Grow. Nourish. Connect.


Choosing Fruit Trees for Your Garden

grow nourish

Fruit trees can be a wonderful choice for many gardens. No matter how much space you have at your disposal, growing a single fruit tree, or creating a plant filled food forest with multiple fruit-bearing trees can be a great decision. But choosing fruit trees can sometimes feel confusing. Which fruit trees should you choose?

To help you make the right decision, here are some of the things to think about when choosing fruit trees for your garden


Choose Fruit Trees For Where You Live

The first and most important things to think about when choosing fruit trees for your garden are the conditions a particular tree will require, and the conditions you can provide within your space. 

By thinking about the climate and microclimate, sunshine and shade, wind, water and soil, you can match the right tree with the right place, and stand a far better chance of success long term. 

Think about what particular types of fruit trees need in terms of temperatures, water availability and nutrients. Will a type you are considering thrive in your area, or require careful tending and far more TLC?

A good place to begin can be to look at fruit trees that are native to, or commonly grown in, your particular area.


Select Cultivars Carefully

Remember, even if you have decided which type of fruit you would like to grow, not all cultivars have the same requirements. 

It is important to think about things like drought tolerance, heat tolerance, chill-hours etc. and to find the right cultivar for your area and your particular garden. 

One other very important thing to think about when selecting a particular cultivar is whether or not that cultivar is self-fertile. Will it fruit when grown alone, or does it require a pollination partner?

You should also consider when particular cultivars fruit. Even with one particular type of fruit, there can be great variety in the time of the harvest. 

It can be useful to think carefully about when trees fruit specifically, so you can property plan to grow, harvest and eat from your space year-round. Choosing fruit trees with staggered harvest times can help you make sure you don't have gluts – or too much to do at any one time in your garden.


Think About Size
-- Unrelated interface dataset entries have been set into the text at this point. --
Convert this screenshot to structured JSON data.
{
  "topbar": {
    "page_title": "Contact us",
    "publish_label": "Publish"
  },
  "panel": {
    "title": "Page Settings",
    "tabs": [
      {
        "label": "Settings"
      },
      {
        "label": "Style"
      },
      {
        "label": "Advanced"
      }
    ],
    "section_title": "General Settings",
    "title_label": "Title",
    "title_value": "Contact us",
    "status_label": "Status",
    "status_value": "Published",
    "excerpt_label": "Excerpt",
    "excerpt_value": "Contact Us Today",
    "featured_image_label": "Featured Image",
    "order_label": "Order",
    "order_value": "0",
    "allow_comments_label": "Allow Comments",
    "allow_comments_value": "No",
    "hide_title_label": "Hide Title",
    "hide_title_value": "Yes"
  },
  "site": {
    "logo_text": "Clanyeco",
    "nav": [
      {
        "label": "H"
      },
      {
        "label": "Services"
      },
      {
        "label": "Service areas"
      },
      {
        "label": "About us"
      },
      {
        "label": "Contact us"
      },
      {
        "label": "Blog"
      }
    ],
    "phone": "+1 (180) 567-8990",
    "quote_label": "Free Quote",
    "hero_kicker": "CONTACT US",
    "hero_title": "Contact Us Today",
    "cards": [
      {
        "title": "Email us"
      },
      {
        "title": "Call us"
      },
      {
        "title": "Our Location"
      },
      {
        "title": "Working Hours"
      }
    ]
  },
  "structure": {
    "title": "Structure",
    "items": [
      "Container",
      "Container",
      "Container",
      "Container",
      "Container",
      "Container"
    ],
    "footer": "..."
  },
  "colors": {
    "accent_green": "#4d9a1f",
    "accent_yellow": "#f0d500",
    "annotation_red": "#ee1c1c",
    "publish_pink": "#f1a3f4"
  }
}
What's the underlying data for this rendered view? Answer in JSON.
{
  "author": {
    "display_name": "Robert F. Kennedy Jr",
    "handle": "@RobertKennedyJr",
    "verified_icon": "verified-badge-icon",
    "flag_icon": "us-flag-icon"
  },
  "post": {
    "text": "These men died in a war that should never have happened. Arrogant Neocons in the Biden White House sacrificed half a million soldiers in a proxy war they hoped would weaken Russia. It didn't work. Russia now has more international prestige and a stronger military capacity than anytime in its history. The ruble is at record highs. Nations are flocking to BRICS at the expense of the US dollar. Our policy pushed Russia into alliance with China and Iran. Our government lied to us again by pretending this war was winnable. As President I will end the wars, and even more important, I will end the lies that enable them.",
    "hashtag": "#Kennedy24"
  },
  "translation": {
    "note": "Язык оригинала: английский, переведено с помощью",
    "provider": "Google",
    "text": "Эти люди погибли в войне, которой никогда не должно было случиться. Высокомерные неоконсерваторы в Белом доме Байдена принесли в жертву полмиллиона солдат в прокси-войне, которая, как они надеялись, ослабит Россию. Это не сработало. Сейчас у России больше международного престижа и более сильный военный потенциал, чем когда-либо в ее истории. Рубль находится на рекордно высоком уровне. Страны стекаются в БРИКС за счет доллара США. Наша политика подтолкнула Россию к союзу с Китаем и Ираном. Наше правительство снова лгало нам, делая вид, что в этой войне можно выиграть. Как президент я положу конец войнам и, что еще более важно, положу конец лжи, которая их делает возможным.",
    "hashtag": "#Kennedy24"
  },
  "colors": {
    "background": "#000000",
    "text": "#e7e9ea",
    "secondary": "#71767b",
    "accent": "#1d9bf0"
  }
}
When choosing fruit trees, you should understand that many fruit trees you can purchase for your garden are 'Frankenstein' trees. They are often grafted trees, made up of a rootstock and psion. 

The rootstocks are chosen to determine the size and vigour of a tree, while the top portion, the psion, determines the characteristics of the fruit. 

When choosing a fruit tree that is a grafted tree, it is important to think about the rootstock used. It might create dwarfing or semi-dwarfing trees for smaller spaces, for example. Trees on a dwarfing rootstock can be very useful for smaller gardens.


Think About Shape

When choosing a fruit tree, you might also like to think about shape. The trees you buy might already be trained to grow in a specific way – espaliered, for example, to grow against a wall, fan-trained, or cordoned. 

Choosing to shape trees in specific ways rather than just growing standard or bush shaped fruit trees can help you make the most of every inch of space in your garden.


Think Holistically - Add Fruit Tree Guilds

Last but not least, when choosing fruit trees, remember that you should not think about trees in isolation. You should always consider a potential fruit tree addition as part of the whole. Think about how a particular tree will be integrated into the rest of your planting in your garden. 

When selecting a fruit tree, you should also think about and choose attendant plants – creating guilds of beneficial companion plants around each one to increase yields and improve results in your garden.



If you enjoyed reading that, you'll surely love our Shambhala Living Podcast too..

Listen to Shambhala Living Podcast Now

S t a y   C o n n e c t e d

We'd love to share more about our food growing and regenerative living tips, ideas and visions for a new future.